● BRIEF: The data should be duplicated exactly, with every word kept as it is.

● DATASET RECORDS:

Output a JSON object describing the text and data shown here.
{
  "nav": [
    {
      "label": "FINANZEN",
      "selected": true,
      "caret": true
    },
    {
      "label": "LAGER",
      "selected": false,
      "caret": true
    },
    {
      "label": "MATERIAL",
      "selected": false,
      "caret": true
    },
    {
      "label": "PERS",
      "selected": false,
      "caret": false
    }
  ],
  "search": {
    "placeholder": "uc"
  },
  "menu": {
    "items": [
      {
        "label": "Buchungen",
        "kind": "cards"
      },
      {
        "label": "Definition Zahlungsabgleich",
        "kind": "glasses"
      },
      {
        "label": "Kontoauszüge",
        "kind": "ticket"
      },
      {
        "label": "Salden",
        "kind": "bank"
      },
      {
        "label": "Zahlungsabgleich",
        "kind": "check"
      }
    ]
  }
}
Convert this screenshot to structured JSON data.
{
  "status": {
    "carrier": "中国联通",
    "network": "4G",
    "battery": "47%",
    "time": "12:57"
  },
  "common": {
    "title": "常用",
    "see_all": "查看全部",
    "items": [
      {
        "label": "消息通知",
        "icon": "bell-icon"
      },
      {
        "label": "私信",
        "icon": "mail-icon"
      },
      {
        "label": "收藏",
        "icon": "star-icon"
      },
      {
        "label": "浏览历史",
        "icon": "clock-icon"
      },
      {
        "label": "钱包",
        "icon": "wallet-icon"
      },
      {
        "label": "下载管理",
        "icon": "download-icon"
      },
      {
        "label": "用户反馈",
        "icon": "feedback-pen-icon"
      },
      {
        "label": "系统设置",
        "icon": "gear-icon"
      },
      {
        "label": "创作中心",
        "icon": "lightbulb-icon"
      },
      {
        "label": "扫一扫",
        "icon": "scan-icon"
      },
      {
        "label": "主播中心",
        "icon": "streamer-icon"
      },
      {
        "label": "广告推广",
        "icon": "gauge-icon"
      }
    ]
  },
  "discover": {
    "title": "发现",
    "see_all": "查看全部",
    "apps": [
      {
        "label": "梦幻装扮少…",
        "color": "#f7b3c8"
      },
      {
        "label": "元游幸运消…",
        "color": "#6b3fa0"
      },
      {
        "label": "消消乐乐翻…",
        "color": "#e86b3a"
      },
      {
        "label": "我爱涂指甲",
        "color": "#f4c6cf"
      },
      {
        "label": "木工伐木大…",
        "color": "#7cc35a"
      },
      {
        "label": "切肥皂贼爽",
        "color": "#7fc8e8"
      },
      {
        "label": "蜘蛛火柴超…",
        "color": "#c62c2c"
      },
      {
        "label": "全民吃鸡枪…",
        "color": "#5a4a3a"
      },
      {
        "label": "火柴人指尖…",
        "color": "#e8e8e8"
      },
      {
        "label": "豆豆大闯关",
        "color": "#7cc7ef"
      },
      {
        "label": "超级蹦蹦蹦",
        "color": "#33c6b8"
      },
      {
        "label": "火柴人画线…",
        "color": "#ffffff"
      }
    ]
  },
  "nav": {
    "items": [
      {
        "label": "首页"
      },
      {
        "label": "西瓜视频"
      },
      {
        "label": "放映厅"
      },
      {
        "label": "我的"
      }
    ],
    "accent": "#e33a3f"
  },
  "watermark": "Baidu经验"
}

● SOLUTION FOR THIS PROBLEM:
Output a JSON object describing the text and data shown here.
{
  "nav": [
    {
      "label": "FINANZEN",
      "selected": true,
      "caret": true
    },
    {
      "label": "LAGER",
      "selected": false,
      "caret": true
    },
    {
      "label": "MATERIAL",
      "selected": false,
      "caret": true
    },
    {
      "label": "PERS",
      "selected": false,
      "caret": false
    }
  ],
  "search": {
    "placeholder": "uc"
  },
  "menu": {
    "items": [
      {
        "label": "Buchungen",
        "kind": "cards"
      },
      {
        "label": "Definition Zahlungsabgleich",
        "kind": "glasses"
      },
      {
        "label": "Kontoauszüge",
        "kind": "ticket"
      },
      {
        "label": "Salden",
        "kind": "bank"
      },
      {
        "label": "Zahlungsabgleich",
        "kind": "check"
      }
    ]
  }
}
Convert this screenshot to structured JSON data.
{
  "status": {
    "carrier": "中国联通",
    "network": "4G",
    "battery": "47%",
    "time": "12:57"
  },
  "common": {
    "title": "常用",
    "see_all": "查看全部",
    "items": [
      {
        "label": "消息通知",
        "icon": "bell-icon"
      },
      {
        "label": "私信",
        "icon": "mail-icon"
      },
      {
        "label": "收藏",
        "icon": "star-icon"
      },
      {
        "label": "浏览历史",
        "icon": "clock-icon"
      },
      {
        "label": "钱包",
        "icon": "wallet-icon"
      },
      {
        "label": "下载管理",
        "icon": "download-icon"
      },
      {
        "label": "用户反馈",
        "icon": "feedback-pen-icon"
      },
      {
        "label": "系统设置",
        "icon": "gear-icon"
      },
      {
        "label": "创作中心",
        "icon": "lightbulb-icon"
      },
      {
        "label": "扫一扫",
        "icon": "scan-icon"
      },
      {
        "label": "主播中心",
        "icon": "streamer-icon"
      },
      {
        "label": "广告推广",
        "icon": "gauge-icon"
      }
    ]
  },
  "discover": {
    "title": "发现",
    "see_all": "查看全部",
    "apps": [
      {
        "label": "梦幻装扮少…",
        "color": "#f7b3c8"
      },
      {
        "label": "元游幸运消…",
        "color": "#6b3fa0"
      },
      {
        "label": "消消乐乐翻…",
        "color": "#e86b3a"
      },
      {
        "label": "我爱涂指甲",
        "color": "#f4c6cf"
      },
      {
        "label": "木工伐木大…",
        "color": "#7cc35a"
      },
      {
        "label": "切肥皂贼爽",
        "color": "#7fc8e8"
      },
      {
        "label": "蜘蛛火柴超…",
        "color": "#c62c2c"
      },
      {
        "label": "全民吃鸡枪…",
        "color": "#5a4a3a"
      },
      {
        "label": "火柴人指尖…",
        "color": "#e8e8e8"
      },
      {
        "label": "豆豆大闯关",
        "color": "#7cc7ef"
      },
      {
        "label": "超级蹦蹦蹦",
        "color": "#33c6b8"
      },
      {
        "label": "火柴人画线…",
        "color": "#ffffff"
      }
    ]
  },
  "nav": {
    "items": [
      {
        "label": "首页"
      },
      {
        "label": "西瓜视频"
      },
      {
        "label": "放映厅"
      },
      {
        "label": "我的"
      }
    ],
    "accent": "#e33a3f"
  },
  "watermark": "Baidu经验"
}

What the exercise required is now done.